3. One friend (Ray Edwards) compares ideation to the travail of childbirth. We might like to think that great ideas simply appear vividly as in a vision, without struggle or effort. But the best ideas usually come after hard labor, so keep at it! Don’t simply write down an “idea,” flesh it out — how will you improve it, manufacture it, bring it to market? How will your future customers use it?
4. But . . . not every idea has a future. Some ideas are like the morning fog that dissipates as the sun arises with its warmth and light. If an idea is truly out of reach, let it go and let other more workable ideas take their place (lest you be thought of as Emmett Lathrop (the professor from Back to the Future), but without a time-machine).
5. Worry and anxiety are imagination’s worst enemy. Alan Loy McGinnis observed, “Worry is the misuse of the imagination.” When you let worry and anxiety occupy your mind, it saps your imaginative strength and robs you of what you might productively create (rather than all those imagined worst-case scenarios that never come true).
6. Playing unlocks the shackles of the mind. Too often, we are all bound up in the confines of being too “adult” and too “grown-up.” This is an artificial prison from which you must free yourself. Give yourself permission to play with an idea as a child would, freeing you to new discoveries.
7. Don’t stop playing with an idea until you’ve looked at it every which way. In tandem with the previous principle, look at an idea like a Rubik’s Cube, turning it every which way trying new solutions, combinations, and applications.
8. Cultivate an appetite for childlike curiosity. Greet each day and situation as though it was your first. Open your eyes and ears to all the wonder around you. Ask great questions. Turn over every rock. Learn something new every day. Bask in the thrill of discovery.
9. Believe that there is a unique solution and that you can create it. “Belief is the thermostat that regulates what we accomplish in life. A person is a product of his own thoughts. Believe BIG! Adjust your thermostat forward. Launch your success offensive with honest, sincere belief that you can succeed. Believe big and grow big.” – David J. Schwartz, in The Magic of Thinking Big.
10. Imagination is a divine gift. The Bible claims that God created us in His image. If this is true, then we bear the image of the most creative Being in the Universe! Think of that!
How to Generate Countless Ideas
Are you looking for ideas for new products, blogs, videos, podcasts, newsletters, copywriting, or writing books? Here is a simple process for creating ideas:
- Take a blank sheet of paper and turn it landscape. Ignore the lines on lined paper.
- In the center of the page, write “Book ideas” (or whatever it is you want to brainstorm) and circle it.
- Then, like satellites in orbit around that topic, begin brainstorming as many ideas as possible.
- Postpose evaluation and critique of ideas. Just jot them all down haphazardly on the page.
- If you get stuck, want to speed up, or increase your ideas, engage the help of others.

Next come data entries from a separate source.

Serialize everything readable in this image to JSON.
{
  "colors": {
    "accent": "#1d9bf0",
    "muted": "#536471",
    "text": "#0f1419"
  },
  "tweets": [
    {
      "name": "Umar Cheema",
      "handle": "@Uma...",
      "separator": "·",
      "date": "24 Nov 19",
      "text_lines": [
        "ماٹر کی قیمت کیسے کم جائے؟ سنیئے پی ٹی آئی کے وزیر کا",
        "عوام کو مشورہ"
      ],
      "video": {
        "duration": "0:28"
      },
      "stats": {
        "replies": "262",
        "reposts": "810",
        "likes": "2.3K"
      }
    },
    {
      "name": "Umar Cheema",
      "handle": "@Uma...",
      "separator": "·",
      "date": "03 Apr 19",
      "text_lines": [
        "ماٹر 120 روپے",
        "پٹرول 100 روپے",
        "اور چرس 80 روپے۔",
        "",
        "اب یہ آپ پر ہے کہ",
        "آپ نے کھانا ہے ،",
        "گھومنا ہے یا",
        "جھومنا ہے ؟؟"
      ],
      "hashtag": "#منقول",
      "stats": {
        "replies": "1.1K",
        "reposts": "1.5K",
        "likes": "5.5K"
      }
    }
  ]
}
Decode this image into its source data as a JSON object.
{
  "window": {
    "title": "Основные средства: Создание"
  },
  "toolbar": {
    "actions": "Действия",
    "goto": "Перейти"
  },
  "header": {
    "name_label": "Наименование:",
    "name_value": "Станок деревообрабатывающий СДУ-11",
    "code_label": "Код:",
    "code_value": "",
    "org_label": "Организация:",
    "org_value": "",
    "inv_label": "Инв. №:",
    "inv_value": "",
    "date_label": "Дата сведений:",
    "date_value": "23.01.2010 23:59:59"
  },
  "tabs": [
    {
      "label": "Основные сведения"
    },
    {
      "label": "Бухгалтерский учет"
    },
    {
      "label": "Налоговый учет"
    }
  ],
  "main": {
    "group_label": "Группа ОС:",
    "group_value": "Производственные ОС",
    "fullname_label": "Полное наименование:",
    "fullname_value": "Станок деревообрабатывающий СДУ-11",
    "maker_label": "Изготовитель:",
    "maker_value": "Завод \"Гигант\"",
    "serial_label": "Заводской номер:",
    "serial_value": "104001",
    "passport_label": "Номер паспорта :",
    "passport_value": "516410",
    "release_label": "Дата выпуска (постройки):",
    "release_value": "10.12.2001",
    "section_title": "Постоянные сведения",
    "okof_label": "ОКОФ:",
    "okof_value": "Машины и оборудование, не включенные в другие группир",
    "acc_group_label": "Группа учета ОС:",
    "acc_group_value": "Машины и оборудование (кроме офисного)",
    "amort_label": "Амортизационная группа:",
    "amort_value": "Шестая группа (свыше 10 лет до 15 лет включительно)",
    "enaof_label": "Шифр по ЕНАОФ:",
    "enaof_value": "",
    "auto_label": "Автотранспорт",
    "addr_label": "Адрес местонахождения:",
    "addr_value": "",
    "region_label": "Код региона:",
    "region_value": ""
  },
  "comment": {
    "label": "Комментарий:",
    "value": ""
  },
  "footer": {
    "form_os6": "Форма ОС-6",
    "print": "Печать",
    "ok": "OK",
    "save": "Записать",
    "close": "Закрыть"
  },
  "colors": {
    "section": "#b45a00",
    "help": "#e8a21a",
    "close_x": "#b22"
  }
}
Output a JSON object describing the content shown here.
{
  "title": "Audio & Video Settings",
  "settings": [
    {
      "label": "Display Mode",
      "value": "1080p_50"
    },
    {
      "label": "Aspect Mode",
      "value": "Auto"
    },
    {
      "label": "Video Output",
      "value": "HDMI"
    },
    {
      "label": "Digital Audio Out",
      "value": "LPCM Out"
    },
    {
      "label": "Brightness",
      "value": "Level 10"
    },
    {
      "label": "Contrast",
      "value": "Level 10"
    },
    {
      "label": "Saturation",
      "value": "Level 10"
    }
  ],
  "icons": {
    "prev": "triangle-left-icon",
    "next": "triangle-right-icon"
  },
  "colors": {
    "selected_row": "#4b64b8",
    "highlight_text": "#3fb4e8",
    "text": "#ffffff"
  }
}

- When you hit a wall, climb over it, go under it, around it, or through it!
- When it feels like you’ve exhausted all possibilities, walk away from the page and go about your day. Let those ideas incubate. As more ideas come to you during the day, add them to your page.
When you follow through with that exercise, you’ll come up with more ideas than you know what to do with. Your mind will be brimming with thoughts about which ones to tackle first and how to do so. But I’ll leave that topic for another time.